[What is expected]: Every record must be written out once more, with nothing added or omitted.

◆ ◆ ◆ ◆

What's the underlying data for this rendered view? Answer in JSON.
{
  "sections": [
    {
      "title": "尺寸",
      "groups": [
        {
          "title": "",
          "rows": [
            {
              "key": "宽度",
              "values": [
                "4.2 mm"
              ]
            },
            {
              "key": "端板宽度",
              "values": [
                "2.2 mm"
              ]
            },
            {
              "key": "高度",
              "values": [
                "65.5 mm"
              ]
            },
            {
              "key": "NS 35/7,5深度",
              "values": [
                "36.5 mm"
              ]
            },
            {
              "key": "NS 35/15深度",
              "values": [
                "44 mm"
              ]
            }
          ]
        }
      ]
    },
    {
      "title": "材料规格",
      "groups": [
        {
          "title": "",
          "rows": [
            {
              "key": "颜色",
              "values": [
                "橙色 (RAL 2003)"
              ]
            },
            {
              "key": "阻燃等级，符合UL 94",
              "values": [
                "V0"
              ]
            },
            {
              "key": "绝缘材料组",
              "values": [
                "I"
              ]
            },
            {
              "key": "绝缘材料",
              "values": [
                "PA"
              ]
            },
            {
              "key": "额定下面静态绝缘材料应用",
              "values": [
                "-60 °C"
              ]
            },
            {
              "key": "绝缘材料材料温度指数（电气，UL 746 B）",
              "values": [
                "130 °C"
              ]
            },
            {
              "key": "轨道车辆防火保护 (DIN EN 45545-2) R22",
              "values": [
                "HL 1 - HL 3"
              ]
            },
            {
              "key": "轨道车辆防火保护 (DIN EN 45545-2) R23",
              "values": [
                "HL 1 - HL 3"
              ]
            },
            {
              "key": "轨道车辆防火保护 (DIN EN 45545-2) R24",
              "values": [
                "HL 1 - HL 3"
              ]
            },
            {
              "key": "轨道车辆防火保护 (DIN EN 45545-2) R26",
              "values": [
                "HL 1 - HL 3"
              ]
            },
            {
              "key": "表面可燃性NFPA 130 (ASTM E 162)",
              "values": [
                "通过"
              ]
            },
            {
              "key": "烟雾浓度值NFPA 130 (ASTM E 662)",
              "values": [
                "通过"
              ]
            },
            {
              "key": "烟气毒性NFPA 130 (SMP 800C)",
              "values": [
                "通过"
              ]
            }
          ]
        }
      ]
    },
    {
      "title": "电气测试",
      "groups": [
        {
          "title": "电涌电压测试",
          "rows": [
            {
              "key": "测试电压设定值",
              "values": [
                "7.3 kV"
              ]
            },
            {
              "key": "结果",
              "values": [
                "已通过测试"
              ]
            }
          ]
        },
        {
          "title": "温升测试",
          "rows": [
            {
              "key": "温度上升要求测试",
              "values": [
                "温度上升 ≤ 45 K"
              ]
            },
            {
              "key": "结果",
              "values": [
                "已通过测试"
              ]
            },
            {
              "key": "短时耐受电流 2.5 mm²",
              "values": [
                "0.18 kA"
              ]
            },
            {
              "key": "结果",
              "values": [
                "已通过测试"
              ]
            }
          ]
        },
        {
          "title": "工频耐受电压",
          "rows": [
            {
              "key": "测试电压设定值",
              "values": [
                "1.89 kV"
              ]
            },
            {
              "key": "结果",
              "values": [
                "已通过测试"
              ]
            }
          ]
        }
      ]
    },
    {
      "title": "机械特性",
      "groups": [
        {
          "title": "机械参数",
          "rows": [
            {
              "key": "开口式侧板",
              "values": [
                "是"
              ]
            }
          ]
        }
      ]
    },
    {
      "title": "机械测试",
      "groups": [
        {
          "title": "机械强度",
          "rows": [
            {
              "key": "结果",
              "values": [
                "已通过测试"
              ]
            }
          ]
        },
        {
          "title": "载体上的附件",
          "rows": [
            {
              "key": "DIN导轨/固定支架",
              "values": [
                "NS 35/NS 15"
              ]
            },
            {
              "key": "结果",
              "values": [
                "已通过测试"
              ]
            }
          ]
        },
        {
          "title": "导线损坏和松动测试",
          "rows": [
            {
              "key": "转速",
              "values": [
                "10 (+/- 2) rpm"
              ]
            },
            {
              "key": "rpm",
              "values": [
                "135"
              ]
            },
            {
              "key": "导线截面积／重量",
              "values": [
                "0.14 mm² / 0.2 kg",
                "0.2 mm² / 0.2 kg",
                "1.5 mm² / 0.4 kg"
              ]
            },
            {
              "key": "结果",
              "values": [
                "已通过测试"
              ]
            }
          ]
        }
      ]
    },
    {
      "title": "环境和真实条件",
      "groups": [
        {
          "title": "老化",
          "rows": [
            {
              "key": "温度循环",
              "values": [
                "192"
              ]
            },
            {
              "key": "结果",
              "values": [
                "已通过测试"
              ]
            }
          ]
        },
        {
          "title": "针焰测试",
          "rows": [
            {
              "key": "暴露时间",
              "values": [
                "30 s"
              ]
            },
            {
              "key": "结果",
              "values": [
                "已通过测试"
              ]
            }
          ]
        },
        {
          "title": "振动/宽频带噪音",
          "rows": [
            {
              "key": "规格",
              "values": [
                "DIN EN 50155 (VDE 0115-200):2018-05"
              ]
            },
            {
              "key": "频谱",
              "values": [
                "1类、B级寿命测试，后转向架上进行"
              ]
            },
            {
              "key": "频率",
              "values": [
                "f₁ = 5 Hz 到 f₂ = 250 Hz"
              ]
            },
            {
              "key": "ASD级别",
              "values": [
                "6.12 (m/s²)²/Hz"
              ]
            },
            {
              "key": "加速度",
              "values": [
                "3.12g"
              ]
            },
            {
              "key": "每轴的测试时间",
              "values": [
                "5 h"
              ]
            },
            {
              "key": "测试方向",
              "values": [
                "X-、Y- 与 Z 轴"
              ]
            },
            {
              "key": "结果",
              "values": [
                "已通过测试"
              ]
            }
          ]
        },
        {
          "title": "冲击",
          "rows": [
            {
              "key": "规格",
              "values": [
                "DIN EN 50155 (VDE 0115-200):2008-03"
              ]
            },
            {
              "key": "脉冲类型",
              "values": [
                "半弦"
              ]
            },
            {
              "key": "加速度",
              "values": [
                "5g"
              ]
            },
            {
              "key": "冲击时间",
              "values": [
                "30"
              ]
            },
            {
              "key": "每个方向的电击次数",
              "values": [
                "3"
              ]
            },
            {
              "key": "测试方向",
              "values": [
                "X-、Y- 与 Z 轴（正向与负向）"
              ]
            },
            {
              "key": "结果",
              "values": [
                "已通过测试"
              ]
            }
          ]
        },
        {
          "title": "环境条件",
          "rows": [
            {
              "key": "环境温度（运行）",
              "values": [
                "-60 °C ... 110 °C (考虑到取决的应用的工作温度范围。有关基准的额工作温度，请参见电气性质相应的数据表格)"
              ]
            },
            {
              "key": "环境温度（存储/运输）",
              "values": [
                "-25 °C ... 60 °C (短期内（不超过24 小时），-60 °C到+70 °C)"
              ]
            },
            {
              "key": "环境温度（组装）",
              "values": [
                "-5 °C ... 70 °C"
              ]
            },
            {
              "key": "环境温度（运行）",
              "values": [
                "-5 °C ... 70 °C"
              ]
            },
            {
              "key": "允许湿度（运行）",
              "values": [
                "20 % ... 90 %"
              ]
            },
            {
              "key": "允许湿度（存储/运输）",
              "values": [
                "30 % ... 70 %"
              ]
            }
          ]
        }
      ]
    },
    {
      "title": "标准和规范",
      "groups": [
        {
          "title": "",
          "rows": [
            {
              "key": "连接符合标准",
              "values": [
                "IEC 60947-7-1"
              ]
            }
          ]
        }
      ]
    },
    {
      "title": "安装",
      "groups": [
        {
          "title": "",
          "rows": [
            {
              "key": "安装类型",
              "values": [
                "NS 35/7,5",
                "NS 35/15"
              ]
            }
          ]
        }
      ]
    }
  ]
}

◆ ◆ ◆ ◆

[Solution]:
What's the underlying data for this rendered view? Answer in JSON.
{
  "sections": [
    {
      "title": "尺寸",
      "groups": [
        {
          "title": "",
          "rows": [
            {
              "key": "宽度",
              "values": [
                "4.2 mm"
              ]
            },
            {
              "key": "端板宽度",
              "values": [
                "2.2 mm"
              ]
            },
            {
              "key": "高度",
              "values": [
                "65.5 mm"
              ]
            },
            {
              "key": "NS 35/7,5深度",
              "values": [
                "36.5 mm"
              ]
            },
            {
              "key": "NS 35/15深度",
              "values": [
                "44 mm"
              ]
            }
          ]
        }
      ]
    },
    {
      "title": "材料规格",
      "groups": [
        {
          "title": "",
          "rows": [
            {
              "key": "颜色",
              "values": [
                "橙色 (RAL 2003)"
              ]
            },
            {
              "key": "阻燃等级，符合UL 94",
              "values": [
                "V0"
              ]
            },
            {
              "key": "绝缘材料组",
              "values": [
                "I"
              ]
            },
            {
              "key": "绝缘材料",
              "values": [
                "PA"
              ]
            },
            {
              "key": "额定下面静态绝缘材料应用",
              "values": [
                "-60 °C"
              ]
            },
            {
              "key": "绝缘材料材料温度指数（电气，UL 746 B）",
              "values": [
                "130 °C"
              ]
            },
            {
              "key": "轨道车辆防火保护 (DIN EN 45545-2) R22",
              "values": [
                "HL 1 - HL 3"
              ]
            },
            {
              "key": "轨道车辆防火保护 (DIN EN 45545-2) R23",
              "values": [
                "HL 1 - HL 3"
              ]
            },
            {
              "key": "轨道车辆防火保护 (DIN EN 45545-2) R24",
              "values": [
                "HL 1 - HL 3"
              ]
            },
            {
              "key": "轨道车辆防火保护 (DIN EN 45545-2) R26",
              "values": [
                "HL 1 - HL 3"
              ]
            },
            {
              "key": "表面可燃性NFPA 130 (ASTM E 162)",
              "values": [
                "通过"
              ]
            },
            {
              "key": "烟雾浓度值NFPA 130 (ASTM E 662)",
              "values": [
                "通过"
              ]
            },
            {
              "key": "烟气毒性NFPA 130 (SMP 800C)",
              "values": [
                "通过"
              ]
            }
          ]
        }
      ]
    },
    {
      "title": "电气测试",
      "groups": [
        {
          "title": "电涌电压测试",
          "rows": [
            {
              "key": "测试电压设定值",
              "values": [
                "7.3 kV"
              ]
            },
            {
              "key": "结果",
              "values": [
                "已通过测试"
              ]
            }
          ]
        },
        {
          "title": "温升测试",
          "rows": [
            {
              "key": "温度上升要求测试",
              "values": [
                "温度上升 ≤ 45 K"
              ]
            },
            {
              "key": "结果",
              "values": [
                "已通过测试"
              ]
            },
            {
              "key": "短时耐受电流 2.5 mm²",
              "values": [
                "0.18 kA"
              ]
            },
            {
              "key": "结果",
              "values": [
                "已通过测试"
              ]
            }
          ]
        },
        {
          "title": "工频耐受电压",
          "rows": [
            {
              "key": "测试电压设定值",
              "values": [
                "1.89 kV"
              ]
            },
            {
              "key": "结果",
              "values": [
                "已通过测试"
              ]
            }
          ]
        }
      ]
    },
    {
      "title": "机械特性",
      "groups": [
        {
          "title": "机械参数",
          "rows": [
            {
              "key": "开口式侧板",
              "values": [
                "是"
              ]
            }
          ]
        }
      ]
    },
    {
      "title": "机械测试",
      "groups": [
        {
          "title": "机械强度",
          "rows": [
            {
              "key": "结果",
              "values": [
                "已通过测试"
              ]
            }
          ]
        },
        {
          "title": "载体上的附件",
          "rows": [
            {
              "key": "DIN导轨/固定支架",
              "values": [
                "NS 35/NS 15"
              ]
            },
            {
              "key": "结果",
              "values": [
                "已通过测试"
              ]
            }
          ]
        },
        {
          "title": "导线损坏和松动测试",
          "rows": [
            {
              "key": "转速",
              "values": [
                "10 (+/- 2) rpm"
              ]
            },
            {
              "key": "rpm",
              "values": [
                "135"
              ]
            },
            {
              "key": "导线截面积／重量",
              "values": [
                "0.14 mm² / 0.2 kg",
                "0.2 mm² / 0.2 kg",
                "1.5 mm² / 0.4 kg"
              ]
            },
            {
              "key": "结果",
              "values": [
                "已通过测试"
              ]
            }
          ]
        }
      ]
    },
    {
      "title": "环境和真实条件",
      "groups": [
        {
          "title": "老化",
          "rows": [
            {
              "key": "温度循环",
              "values": [
                "192"
              ]
            },
            {
              "key": "结果",
              "values": [
                "已通过测试"
              ]
            }
          ]
        },
        {
          "title": "针焰测试",
          "rows": [
            {
              "key": "暴露时间",
              "values": [
                "30 s"
              ]
            },
            {
              "key": "结果",
              "values": [
                "已通过测试"
              ]
            }
          ]
        },
        {
          "title": "振动/宽频带噪音",
          "rows": [
            {
              "key": "规格",
              "values": [
                "DIN EN 50155 (VDE 0115-200):2018-05"
              ]
            },
            {
              "key": "频谱",
              "values": [
                "1类、B级寿命测试，后转向架上进行"
              ]
            },
            {
              "key": "频率",
              "values": [
                "f₁ = 5 Hz 到 f₂ = 250 Hz"
              ]
            },
            {
              "key": "ASD级别",
              "values": [
                "6.12 (m/s²)²/Hz"
              ]
            },
            {
              "key": "加速度",
              "values": [
                "3.12g"
              ]
            },
            {
              "key": "每轴的测试时间",
              "values": [
                "5 h"
              ]
            },
            {
              "key": "测试方向",
              "values": [
                "X-、Y- 与 Z 轴"
              ]
            },
            {
              "key": "结果",
              "values": [
                "已通过测试"
              ]
            }
          ]
        },
        {
          "title": "冲击",
          "rows": [
            {
              "key": "规格",
              "values": [
                "DIN EN 50155 (VDE 0115-200):2008-03"
              ]
            },
            {
              "key": "脉冲类型",
              "values": [
                "半弦"
              ]
            },
            {
              "key": "加速度",
              "values": [
                "5g"
              ]
            },
            {
              "key": "冲击时间",
              "values": [
                "30"
              ]
            },
            {
              "key": "每个方向的电击次数",
              "values": [
                "3"
              ]
            },
            {
              "key": "测试方向",
              "values": [
                "X-、Y- 与 Z 轴（正向与负向）"
              ]
            },
            {
              "key": "结果",
              "values": [
                "已通过测试"
              ]
            }
          ]
        },
        {
          "title": "环境条件",
          "rows": [
            {
              "key": "环境温度（运行）",
              "values": [
                "-60 °C ... 110 °C (考虑到取决的应用的工作温度范围。有关基准的额工作温度，请参见电气性质相应的数据表格)"
              ]
            },
            {
              "key": "环境温度（存储/运输）",
              "values": [
                "-25 °C ... 60 °C (短期内（不超过24 小时），-60 °C到+70 °C)"
              ]
            },
            {
              "key": "环境温度（组装）",
              "values": [
                "-5 °C ... 70 °C"
              ]
            },
            {
              "key": "环境温度（运行）",
              "values": [
                "-5 °C ... 70 °C"
              ]
            },
            {
              "key": "允许湿度（运行）",
              "values": [
                "20 % ... 90 %"
              ]
            },
            {
              "key": "允许湿度（存储/运输）",
              "values": [
                "30 % ... 70 %"
              ]
            }
          ]
        }
      ]
    },
    {
      "title": "标准和规范",
      "groups": [
        {
          "title": "",
          "rows": [
            {
              "key": "连接符合标准",
              "values": [
                "IEC 60947-7-1"
              ]
            }
          ]
        }
      ]
    },
    {
      "title": "安装",
      "groups": [
        {
          "title": "",
          "rows": [
            {
              "key": "安装类型",
              "values": [
                "NS 35/7,5",
                "NS 35/15"
              ]
            }
          ]
        }
      ]
    }
  ]
}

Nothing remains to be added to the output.